First-Class Mail, the most profitable
product, generates more than half of
total revenue. Volume for Standard Mail
showed improvement during the year,
reflecting some signs of economic
recovery in late 2010, but, in total,
was flat in 2010, compared to 2009.
In its report on the financial statements
contained in the Postal Service's 2010
report, independent auditor Ernst & Young
is expected to issue an unqualified
audit opinion that will emphasize that
questions remain about the ability of
the Postal Service to generate sufficient
liquidity to make all of its future
payments, including the $5.5 billion
RHB pre-funding payment due on the last

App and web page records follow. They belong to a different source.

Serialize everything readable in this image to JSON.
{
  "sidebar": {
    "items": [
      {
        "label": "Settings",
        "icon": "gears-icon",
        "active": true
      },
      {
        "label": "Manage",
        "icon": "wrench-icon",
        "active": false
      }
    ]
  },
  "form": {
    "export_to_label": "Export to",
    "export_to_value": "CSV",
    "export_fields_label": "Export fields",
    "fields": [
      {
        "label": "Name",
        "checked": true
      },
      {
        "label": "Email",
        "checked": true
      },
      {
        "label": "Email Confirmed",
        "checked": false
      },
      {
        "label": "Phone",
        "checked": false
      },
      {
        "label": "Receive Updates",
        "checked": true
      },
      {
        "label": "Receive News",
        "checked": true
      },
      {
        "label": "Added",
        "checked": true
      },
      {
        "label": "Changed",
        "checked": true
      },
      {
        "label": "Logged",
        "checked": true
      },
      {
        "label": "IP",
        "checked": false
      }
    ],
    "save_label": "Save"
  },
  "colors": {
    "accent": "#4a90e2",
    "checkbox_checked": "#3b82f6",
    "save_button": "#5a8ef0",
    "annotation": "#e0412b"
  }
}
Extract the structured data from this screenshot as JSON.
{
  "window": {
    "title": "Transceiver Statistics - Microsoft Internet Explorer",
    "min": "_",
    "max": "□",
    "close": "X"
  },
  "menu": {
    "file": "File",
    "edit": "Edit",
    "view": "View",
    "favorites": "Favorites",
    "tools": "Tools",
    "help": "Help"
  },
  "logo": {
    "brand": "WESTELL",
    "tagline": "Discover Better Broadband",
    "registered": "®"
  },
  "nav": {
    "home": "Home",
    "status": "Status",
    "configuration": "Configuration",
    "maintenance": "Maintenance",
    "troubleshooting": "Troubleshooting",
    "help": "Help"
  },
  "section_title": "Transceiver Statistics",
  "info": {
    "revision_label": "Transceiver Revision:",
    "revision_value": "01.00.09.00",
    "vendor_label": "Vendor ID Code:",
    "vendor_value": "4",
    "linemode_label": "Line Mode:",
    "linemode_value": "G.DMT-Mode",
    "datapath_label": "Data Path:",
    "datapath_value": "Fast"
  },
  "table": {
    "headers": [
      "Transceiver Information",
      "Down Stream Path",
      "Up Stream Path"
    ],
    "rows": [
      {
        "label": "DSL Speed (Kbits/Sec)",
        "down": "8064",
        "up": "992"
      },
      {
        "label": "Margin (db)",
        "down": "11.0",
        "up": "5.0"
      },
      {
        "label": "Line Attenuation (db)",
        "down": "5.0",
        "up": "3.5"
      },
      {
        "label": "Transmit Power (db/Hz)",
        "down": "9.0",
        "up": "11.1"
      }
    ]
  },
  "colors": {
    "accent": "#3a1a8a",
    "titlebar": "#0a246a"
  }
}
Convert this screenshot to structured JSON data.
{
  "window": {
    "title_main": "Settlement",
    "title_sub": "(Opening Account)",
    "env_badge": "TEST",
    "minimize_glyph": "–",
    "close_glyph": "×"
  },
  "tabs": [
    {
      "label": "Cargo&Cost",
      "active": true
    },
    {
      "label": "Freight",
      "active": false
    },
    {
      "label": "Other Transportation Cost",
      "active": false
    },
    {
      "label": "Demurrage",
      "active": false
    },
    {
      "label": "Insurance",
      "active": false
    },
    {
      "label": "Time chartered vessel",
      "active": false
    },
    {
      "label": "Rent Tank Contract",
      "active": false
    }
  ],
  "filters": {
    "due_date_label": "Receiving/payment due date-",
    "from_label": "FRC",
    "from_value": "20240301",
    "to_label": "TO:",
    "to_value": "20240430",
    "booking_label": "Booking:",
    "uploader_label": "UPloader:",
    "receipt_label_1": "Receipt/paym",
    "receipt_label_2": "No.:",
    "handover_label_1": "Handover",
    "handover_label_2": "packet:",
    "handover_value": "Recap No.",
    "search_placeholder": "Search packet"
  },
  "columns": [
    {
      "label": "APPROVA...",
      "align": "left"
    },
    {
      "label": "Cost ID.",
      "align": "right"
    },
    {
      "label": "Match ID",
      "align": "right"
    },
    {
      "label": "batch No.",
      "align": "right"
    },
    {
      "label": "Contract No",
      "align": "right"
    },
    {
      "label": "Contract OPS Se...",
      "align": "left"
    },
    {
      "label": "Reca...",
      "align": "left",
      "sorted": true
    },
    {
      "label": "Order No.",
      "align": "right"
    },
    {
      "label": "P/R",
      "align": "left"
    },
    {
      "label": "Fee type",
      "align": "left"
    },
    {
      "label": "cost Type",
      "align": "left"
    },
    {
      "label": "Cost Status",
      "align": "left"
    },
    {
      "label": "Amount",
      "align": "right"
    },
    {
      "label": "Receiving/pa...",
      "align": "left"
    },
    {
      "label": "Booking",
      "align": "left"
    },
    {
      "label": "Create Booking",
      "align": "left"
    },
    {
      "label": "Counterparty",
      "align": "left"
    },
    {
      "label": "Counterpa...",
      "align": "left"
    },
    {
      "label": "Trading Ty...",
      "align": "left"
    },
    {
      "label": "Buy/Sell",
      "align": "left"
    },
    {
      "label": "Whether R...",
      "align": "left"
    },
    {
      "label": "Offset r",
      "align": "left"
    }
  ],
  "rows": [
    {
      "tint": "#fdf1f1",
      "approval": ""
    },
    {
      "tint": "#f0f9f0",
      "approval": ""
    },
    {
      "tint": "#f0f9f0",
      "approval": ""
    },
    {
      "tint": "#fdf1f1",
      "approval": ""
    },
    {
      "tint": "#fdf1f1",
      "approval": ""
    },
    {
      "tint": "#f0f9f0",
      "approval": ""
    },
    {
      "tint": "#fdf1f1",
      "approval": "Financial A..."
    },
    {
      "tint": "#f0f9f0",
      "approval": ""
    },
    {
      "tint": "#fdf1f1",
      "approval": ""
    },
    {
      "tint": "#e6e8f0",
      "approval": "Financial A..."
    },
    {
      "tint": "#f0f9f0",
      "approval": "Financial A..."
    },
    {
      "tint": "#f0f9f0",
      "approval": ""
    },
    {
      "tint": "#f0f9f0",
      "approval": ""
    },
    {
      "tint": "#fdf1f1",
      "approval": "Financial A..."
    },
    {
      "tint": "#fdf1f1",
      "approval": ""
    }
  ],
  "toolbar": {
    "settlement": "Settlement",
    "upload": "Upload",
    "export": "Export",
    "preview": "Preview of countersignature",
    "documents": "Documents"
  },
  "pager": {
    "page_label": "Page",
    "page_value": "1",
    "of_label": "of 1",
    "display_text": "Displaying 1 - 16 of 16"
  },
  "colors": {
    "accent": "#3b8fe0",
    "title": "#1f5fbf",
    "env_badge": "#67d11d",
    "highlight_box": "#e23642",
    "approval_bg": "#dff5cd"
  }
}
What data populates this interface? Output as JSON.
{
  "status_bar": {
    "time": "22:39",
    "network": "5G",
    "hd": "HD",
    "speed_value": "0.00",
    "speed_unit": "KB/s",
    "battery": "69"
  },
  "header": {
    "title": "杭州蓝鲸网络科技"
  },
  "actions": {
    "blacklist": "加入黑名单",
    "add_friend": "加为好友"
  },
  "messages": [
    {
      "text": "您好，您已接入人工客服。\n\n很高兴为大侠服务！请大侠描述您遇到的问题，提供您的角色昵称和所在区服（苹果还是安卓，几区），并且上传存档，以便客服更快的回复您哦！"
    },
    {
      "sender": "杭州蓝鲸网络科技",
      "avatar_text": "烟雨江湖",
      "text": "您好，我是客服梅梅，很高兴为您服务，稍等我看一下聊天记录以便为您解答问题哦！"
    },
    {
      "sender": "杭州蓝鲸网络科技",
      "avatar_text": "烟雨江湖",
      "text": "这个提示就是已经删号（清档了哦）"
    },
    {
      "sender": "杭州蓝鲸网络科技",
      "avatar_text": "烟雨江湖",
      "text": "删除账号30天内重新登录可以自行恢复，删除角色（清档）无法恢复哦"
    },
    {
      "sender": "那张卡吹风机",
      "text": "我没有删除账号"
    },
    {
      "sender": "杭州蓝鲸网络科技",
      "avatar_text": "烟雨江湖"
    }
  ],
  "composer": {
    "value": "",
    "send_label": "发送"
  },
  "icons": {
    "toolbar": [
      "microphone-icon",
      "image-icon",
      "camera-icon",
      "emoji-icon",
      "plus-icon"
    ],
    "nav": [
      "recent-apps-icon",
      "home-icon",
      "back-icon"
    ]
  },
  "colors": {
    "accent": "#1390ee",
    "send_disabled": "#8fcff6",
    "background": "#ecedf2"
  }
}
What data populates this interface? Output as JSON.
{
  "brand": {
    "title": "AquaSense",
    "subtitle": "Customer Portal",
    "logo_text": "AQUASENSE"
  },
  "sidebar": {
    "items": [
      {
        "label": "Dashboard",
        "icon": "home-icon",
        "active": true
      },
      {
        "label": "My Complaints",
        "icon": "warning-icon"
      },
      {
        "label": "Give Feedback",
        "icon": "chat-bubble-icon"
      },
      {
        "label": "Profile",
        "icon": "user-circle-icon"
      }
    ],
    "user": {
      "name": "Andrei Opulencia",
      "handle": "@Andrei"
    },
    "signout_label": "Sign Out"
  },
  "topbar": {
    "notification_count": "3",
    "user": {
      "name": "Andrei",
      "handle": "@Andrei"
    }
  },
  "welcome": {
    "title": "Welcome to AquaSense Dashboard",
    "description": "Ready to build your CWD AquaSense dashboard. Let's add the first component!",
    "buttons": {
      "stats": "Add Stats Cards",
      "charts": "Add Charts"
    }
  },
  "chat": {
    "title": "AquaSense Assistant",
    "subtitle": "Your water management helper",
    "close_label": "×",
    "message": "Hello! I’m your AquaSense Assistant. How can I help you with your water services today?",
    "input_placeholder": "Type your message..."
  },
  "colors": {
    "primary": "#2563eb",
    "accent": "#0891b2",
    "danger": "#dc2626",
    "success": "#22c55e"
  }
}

day of fiscal year 2011.
Facing unprecedented mail volume declines
and a projected $238 billion shortfall
during the next decade, moving to a
five-day delivery schedule is one of
the fundamental changes that the Postal
Service wants to implement.
Profound technological and social
changes have altered the way Americans
communicate. As use of electronic
communications increases, revenue from
First-Class Mail -- the Postal Service's
longtime bread-and-butter product --
continues to decline. While several
steps must be taken to fully address
the revenue gap, the U.S. Postal
Service reports that five-day delivery
for street addresses is one of their
best options to significantly reduce
its costs to partially offset its
unprecedented mail volume and revenue
declines, with Saturday being the
best day to eliminate carrier delivery.
Most businesses and households surveyed
in a national Gallup Poll indicated
Saturday would be the least disruptive
day to eliminate mail delivery. That
conclusion has since been reinforced
by recent Postal Service market research.
In 2010, the Postal Service complied
with Section 404 of the Sarbanes-Oxley
Act (SOX) as mandated by the Postal
Accountability and Enhancement Act of
2006. This was one of the largest successful
SOX implementations on record and the
first within the federal government.